    Anyways….back to the OP. So, its a Darwin of the Gaps now is it? Well, as the gaps must refer to creationist beliefs then Mr Darwin could play a round of golf, go for a long stroll along the cliffs, and drive from John O Groats to Lands End waving at fans on the way theres that many “gaps”…in fact its more gap than theory when it comes to DI twaddle.

    God on the other hand is squeezed so thin now hes been relegated to a room the size of an Oxo Cube….or Time Cube.

  4. “We do not understand. why you can not believe the Bible as it is.

    There, that makes better sense.

    The DI has really gone off message since Kitzmiller. God, Hitler and attacks on random people who are mean to ID (Los Angeles County Natural History Museum scientist Kirk Fitzhugh, for example. Fitz who? Exactly.) and no science whatsoever.

    What ever happened to the Biologic Institute? Shouldn’t they be cranking out the evidence of design? Where are the papers, where are the metrics, where’s the theory, where’s the beef?

  5. Gabriel Hanna

    There’s a big difference between “No one has yet determined what the largest prime number is” with “It is proved impossible that there can ever be a largest prime number”. Likewise there is a huge difference between “Some of the junk DNA has been found to have a function” with “We can prove that all of it necessarily has a function.” It annoys me when people do not grasp the difference; it infuriates me when people deliberately blur the distinction as part of their PR campaign against science.

    @Sandman: and drive from John O Groats to Lands End

    600 miles might SEEM like a long drive… my dear wife and I once drove almost that far, in one day, for a cooking class she was attending.

  6. Curmudgeon: “This is genuinely funny stuff.”

    Broken record time: It’s funny to those of us who follow their antics.
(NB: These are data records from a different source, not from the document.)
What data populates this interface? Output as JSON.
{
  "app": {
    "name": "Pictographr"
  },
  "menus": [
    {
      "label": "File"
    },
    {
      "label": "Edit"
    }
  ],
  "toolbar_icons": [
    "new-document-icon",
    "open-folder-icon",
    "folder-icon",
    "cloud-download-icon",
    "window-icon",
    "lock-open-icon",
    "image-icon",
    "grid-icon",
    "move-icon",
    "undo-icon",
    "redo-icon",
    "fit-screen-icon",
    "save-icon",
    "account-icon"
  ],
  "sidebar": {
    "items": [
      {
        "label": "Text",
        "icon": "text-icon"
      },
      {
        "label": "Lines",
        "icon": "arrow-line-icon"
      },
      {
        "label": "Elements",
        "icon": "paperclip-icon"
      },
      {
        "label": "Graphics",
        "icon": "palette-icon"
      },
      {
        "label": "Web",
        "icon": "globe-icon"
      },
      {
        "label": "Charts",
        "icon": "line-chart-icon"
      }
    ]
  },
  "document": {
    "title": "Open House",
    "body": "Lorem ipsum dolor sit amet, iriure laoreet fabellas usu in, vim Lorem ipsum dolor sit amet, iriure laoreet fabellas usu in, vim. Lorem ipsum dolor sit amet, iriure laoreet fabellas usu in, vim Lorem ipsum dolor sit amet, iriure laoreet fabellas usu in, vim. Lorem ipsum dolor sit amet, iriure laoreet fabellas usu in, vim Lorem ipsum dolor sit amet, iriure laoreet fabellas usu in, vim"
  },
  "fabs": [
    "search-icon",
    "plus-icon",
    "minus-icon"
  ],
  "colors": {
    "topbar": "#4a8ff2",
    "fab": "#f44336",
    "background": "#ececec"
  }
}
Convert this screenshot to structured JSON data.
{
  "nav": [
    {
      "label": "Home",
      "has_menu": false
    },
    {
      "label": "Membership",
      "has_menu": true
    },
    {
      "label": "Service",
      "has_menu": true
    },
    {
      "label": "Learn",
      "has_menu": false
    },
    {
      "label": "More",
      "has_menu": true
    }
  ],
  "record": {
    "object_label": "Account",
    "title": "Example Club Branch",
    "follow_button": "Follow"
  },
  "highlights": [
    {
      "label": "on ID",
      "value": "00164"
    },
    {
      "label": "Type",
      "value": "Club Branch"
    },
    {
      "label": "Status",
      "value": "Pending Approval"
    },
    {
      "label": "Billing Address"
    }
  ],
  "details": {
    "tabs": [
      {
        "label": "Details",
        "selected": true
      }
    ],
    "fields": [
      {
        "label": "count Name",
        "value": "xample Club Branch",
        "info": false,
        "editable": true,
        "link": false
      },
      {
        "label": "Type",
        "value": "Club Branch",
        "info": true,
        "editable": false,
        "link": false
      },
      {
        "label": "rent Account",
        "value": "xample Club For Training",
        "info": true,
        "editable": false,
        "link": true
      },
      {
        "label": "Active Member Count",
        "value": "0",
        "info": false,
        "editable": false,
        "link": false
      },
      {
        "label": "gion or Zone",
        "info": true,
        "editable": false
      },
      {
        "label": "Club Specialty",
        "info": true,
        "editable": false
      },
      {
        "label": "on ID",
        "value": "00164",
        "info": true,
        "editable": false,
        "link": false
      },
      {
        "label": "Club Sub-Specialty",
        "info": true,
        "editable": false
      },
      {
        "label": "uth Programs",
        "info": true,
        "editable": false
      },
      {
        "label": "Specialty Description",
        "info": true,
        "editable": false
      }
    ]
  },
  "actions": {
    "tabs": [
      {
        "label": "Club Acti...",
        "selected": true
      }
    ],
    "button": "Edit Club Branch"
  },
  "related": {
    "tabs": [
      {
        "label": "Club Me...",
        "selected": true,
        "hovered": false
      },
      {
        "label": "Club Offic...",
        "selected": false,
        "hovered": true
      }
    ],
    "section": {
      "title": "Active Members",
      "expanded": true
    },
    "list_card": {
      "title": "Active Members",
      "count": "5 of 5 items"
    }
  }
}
But the humor disappears quickly, to me at least, when I think that ~1/2 of the public either (1) doubts evolution but not irreversibly, or (2) accepts evolution (usually in caricature form) but thinks it’s fair to teach anti-evolution nonsense in science class. These people will hear DI sound bites (which the liberal media is usually happy to uncritically repeat), and say things like “what’s the harm, let them believe” or “I hear the jury’s still out about evolution.” The DI’s “Obama” dig was no accident. It reinforces the obnoxious evolution=atheism=liberalism meme to those who lack the time or interest to know better.

  7. Doc Bill: “What ever happened to the Biologic Institute? Shouldn’t they be cranking out the evidence of design? Where are the papers, where are the metrics, where’s the theory, where’s the beef?”

    The irony is that they don’t even need to find that elusive evidence of design. Especially since Behe and Dembski already claimed to have found it long ago. All the BI needs to do is state and test “what happened when” in biological history, and show that it contradicts the conclusions of mainstream science. And if they can show that it also contradicts the conclusions of at least one version of creationism (YEC, OEC, etc.) they can also back uo their empty claim that ID is not creationism.

  8. Curmudgeon: “…and the Templeton Foundation won’t even consider funding anything related to intelligent design.”

    You’re begging for a quote mine to pretend that TF is “expelling” the DI. In fact TF initially bent over backwards to give the DI the benefit of the doubt. But the DI “flunked” as it always does.

  9. “These people will hear DI sound bites (which the liberal media is usually happy to uncritically repeat)”

    Huh??? Last time I checked, Casey Luskin was appearing on Fox News, not CNN. How is that the “liberal” media?

  10. LRA: “How is that the ‘liberal’ media?”

    FOX is not liberal, as in “left wing,” of course. But they certainly annoyed many conservative scientists by not granting “equal time” to a mainstream science rebuttal of Luskin. Most far-right-wing nonscientists, however, were probably OK with (or clueless of) the very “liberal” double standard that FOX applied to the concept of “equal time.”

    FOX aside, the media in general, which, either because of its prior commitment to sensationalism, or simple cluelessness of the science, usually allows the public to maintain a caricatured view of evolution. Even when they don’t mean to.